Pelizaeus-Merzbacher disease (PMD) is a neurological disorder affecting the brain. Symptoms of this disease include weak muscle tone, involuntary eye movements, and difficulty walking. The disease can begin in childhood and progress through adolescence. The intellectual and motor skills develop during childhood, but gradually start to diminish as the patient ages. Other symptoms of PMD include dystonia, ataxia, and spasticity.
What causes Pelizaeus-Merzbacher?
Pelizaeus-Merzbachers are a rare disease that affects the nervous system. They develop when the body is unable to produce enough myelin, the protective covering of nerves. People with PMD usually exhibit neurological symptoms such as weakness in the muscles and ataxia. The symptoms of this disease may begin as early as childhood.
This disorder is a degenerative disorder of the central nervous system, affecting motor ability, coordination, and intellectual function. It is part of a group of inherited disorders called leukodystrophies, which are characterized by abnormalities in the white matter of the nervous system. Myelin is an important insulating material surrounding nerve fibers that promotes the rapid transmission of nerve impulses. The disorder is caused by a mutation in the PLP1 gene, and it is inherited as an X-linked recessive trait. Its severity is determined by the type of PLP1 mutation that is present in the patient.
While there is no known cure for PMD, it is possible to prevent it by altering gene expression. This gene is overexpressed in some people, which leads to the onset of symptoms. In the meantime, gene-specific suppression of the PLP gene through the adeno-associated virus may serve as a potential cure for this disorder.
What is Pelizaeus-Merzbacher like disease?
Pelizaeus-Merzbachers are rare and are characterized by abnormalities of the nervous system white matter. This disease occurs when the diseased cells fail to make myelin. This disease affects the brain, spinal cord, and nerves, causing problems with movement and development. The disorder is caused by mutations in the PLP1 gene, which codes for the myelin proteolipid protein, a major component of the CNS.
Currently, there are no specific treatments for PMD, but genetic testing is available for carriers. The disease is a hereditary condition, with 30% of patients carrying the disease’s mutation. Magnetic resonance imaging (MRI) is one of the methods that can detect carriers.
How is Pelizaeus-Merzbacher diagnosed?
Pelizaeus-Merzbachers have a mutation in a gene that affects their nervous system. This mutation can result in a lack of myelin, which is essential to protect nerve cells. As a result, people with PMD have problems with movement. They may also experience developmental delays.
Pelizaeus-Merzbachers are genetically predisposed, and genetic testing can help identify the gene mutation that causes PMD. If you suspect that you are predisposed to this disorder, it’s a good idea to consult a genetic counselor. They can help you understand the results and explain the risks of passing the disease on to your children. The prognosis of this disease varies from mild to severe, and in severe cases, it can even lead to death.

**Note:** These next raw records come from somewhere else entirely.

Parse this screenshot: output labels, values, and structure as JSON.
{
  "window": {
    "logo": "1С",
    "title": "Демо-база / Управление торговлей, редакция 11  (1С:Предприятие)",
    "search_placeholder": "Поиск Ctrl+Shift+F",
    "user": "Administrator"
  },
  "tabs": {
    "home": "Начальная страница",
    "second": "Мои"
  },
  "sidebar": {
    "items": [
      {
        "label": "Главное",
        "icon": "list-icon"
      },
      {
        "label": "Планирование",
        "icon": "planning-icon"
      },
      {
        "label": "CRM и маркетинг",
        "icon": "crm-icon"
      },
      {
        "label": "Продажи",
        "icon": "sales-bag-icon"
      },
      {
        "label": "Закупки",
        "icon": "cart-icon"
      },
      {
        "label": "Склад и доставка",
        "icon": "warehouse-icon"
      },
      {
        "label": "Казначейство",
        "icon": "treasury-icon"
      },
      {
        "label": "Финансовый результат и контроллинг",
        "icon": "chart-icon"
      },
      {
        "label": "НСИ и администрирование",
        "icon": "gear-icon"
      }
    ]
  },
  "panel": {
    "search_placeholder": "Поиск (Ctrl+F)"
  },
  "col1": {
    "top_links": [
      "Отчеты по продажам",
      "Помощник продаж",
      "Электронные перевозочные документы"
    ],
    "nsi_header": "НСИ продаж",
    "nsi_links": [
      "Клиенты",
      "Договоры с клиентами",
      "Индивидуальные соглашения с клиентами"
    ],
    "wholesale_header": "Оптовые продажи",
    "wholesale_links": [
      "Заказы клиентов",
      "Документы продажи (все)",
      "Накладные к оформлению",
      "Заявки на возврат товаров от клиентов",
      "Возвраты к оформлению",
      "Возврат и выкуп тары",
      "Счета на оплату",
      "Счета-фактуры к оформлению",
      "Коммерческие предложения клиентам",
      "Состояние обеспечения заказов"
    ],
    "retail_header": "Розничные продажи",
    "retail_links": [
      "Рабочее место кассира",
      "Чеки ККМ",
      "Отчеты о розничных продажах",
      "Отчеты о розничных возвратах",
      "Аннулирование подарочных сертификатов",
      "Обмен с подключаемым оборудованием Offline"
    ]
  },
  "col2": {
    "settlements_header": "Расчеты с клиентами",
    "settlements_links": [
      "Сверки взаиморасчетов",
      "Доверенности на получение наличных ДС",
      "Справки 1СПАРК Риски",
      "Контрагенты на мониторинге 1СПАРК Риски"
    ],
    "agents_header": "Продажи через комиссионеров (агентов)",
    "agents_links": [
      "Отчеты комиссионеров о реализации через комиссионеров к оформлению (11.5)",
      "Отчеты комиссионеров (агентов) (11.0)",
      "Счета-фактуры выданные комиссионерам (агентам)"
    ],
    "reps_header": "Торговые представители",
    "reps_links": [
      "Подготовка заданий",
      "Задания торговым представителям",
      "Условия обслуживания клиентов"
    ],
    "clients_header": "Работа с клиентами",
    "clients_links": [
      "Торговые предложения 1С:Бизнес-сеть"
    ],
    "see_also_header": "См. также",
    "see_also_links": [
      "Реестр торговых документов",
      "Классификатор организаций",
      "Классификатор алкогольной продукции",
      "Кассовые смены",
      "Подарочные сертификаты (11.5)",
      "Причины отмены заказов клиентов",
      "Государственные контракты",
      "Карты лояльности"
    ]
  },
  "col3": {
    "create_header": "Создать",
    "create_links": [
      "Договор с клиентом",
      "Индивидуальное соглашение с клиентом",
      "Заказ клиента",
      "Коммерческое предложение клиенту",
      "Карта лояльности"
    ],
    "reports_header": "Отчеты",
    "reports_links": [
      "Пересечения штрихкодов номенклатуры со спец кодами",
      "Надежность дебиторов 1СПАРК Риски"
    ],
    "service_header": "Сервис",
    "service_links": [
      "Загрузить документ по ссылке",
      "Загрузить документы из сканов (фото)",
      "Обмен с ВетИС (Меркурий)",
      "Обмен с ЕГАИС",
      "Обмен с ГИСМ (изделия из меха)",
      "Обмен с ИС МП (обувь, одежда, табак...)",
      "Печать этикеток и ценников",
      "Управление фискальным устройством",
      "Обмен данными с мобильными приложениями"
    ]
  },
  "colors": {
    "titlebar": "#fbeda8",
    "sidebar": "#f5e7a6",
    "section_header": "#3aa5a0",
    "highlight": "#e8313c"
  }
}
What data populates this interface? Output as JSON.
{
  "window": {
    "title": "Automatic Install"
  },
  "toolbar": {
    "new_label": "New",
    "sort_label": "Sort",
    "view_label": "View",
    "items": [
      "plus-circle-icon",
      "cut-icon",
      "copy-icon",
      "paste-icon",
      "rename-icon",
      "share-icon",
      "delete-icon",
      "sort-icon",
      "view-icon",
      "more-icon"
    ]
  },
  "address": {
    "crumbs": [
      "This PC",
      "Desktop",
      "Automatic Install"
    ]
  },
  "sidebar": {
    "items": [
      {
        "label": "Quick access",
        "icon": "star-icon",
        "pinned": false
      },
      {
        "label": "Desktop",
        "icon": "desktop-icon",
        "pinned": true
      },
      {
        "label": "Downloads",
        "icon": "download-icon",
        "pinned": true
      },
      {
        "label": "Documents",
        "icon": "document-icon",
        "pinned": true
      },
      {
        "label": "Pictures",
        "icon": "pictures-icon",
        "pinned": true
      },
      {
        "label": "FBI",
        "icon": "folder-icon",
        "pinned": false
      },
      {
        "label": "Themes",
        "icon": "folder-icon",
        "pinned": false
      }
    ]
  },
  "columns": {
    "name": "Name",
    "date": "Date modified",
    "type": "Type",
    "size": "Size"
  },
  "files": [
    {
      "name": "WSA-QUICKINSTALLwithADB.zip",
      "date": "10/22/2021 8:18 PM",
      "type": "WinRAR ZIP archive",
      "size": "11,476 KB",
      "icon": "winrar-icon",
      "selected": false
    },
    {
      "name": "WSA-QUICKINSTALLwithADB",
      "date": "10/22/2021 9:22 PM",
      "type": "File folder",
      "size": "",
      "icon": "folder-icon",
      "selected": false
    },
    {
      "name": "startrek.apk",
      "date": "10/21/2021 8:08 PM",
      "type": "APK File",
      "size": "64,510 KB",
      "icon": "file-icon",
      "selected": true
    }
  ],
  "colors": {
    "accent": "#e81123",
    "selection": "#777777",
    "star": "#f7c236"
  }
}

A diagnosis of Pelizaeus-Merzbachers is often based on the presence of a PLP1 gene mutation. Genetic testing is the most definitive way to make this diagnosis. PLP1 gene duplication can be detected using fluorescent in situ hybridization of interphase leukocytes. A visual evoked-potential test can also be used to confirm the diagnosis.
What are the symptoms of PMD?
Pelizaeus-Merzbacher disease (PMD) is an inherited genetic disorder. It is possible to find out if you have the disease through genetic testing. If so, your healthcare provider can explain the results and discuss your risk of passing the disease on to your children. PMD is often not fatal, but it can reduce a person’s lifespan.
The disease affects the central and peripheral nervous systems. The central nervous system is made up of nerve fibers in the brain that carry information throughout the body. The peripheral nervous system is made up of nerves that connect to various limbs and organs. Pelizaeus-Merzbacher disease affects both the central and peripheral nervous systems. It is caused by a mutation in the PLP1 gene located on the X chromosome. This disrupts the production of myelin, which protects and surrounds the nervous system. Without myelin, nerve fibers are unable to send information rapidly. As a result, communication between the brain and nervous system is hampered, and symptoms progress as the disease progresses.
Is Pelizaeus-Merzbacher disease fatal?
Pelizaeus-Merzbachers are a rare type of leukodystrophy that affects the oligodendrocytes in the CNS. These cells are responsible for myelination and have an average of 50 axonal segments. People with this disorder experience patchy loss of oligodendrocytes. The underlying defect is in the production of a protein called proteolipid.
The disease usually begins during the first year of life. Early symptoms include ataxia and stiffness. Later, poor vision may develop. Some people will also develop chorea. The disease is not fatal in most cases. But you should consult a doctor if you suspect that you or a family member may have this condition.
The disease is caused by mutations in the PLP1 gene, located on chromosome Xq22. This protein is a critical component of the myelin sheath in the brain. If the PLP1 gene is altered, symptoms can range from mild to severe.